→ **Task prompt**
Starting at the line that contains "Transcribe this image's", restate every line word for word through the end of the entries.

→ **The data**
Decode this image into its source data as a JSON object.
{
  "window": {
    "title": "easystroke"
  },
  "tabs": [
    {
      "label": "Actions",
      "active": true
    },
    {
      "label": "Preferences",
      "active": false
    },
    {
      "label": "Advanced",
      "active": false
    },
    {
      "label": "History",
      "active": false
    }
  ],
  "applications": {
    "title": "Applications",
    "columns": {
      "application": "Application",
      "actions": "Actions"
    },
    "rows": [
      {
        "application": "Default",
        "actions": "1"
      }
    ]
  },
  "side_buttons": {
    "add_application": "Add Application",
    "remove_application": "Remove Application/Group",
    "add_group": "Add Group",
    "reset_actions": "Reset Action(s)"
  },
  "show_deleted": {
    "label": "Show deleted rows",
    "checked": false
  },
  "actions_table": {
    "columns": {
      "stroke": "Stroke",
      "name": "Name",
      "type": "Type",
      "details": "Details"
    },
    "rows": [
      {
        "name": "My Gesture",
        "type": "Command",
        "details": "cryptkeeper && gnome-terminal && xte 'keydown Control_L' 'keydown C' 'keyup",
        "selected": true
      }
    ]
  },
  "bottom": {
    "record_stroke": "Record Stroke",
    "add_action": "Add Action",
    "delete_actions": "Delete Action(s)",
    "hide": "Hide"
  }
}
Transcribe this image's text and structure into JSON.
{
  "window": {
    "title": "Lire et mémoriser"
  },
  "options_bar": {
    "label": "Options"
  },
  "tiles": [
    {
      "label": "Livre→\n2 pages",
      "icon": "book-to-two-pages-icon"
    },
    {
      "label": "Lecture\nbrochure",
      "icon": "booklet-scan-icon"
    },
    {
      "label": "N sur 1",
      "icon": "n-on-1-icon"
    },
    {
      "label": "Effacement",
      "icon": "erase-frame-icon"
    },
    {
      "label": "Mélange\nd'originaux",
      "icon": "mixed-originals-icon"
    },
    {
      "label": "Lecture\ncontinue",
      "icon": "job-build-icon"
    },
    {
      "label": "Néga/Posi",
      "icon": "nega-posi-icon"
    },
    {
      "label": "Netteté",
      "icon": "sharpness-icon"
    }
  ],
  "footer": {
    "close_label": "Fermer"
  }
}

→ **Answer area**
Transcribe this image's text and structure into JSON.
{
  "window": {
    "title": "Lire et mémoriser"
  },
  "options_bar": {
    "label": "Options"
  },
  "tiles": [
    {
      "label": "Livre→\n2 pages",
      "icon": "book-to-two-pages-icon"
    },
    {
      "label": "Lecture\nbrochure",
      "icon": "booklet-scan-icon"
    },
    {
      "label": "N sur 1",
      "icon": "n-on-1-icon"
    },
    {
      "label": "Effacement",
      "icon": "erase-frame-icon"
    },
    {
      "label": "Mélange\nd'originaux",
      "icon": "mixed-originals-icon"
    },
    {
      "label": "Lecture\ncontinue",
      "icon": "job-build-icon"
    },
    {
      "label": "Néga/Posi",
      "icon": "nega-posi-icon"
    },
    {
      "label": "Netteté",
      "icon": "sharpness-icon"
    }
  ],
  "footer": {
    "close_label": "Fermer"
  }
}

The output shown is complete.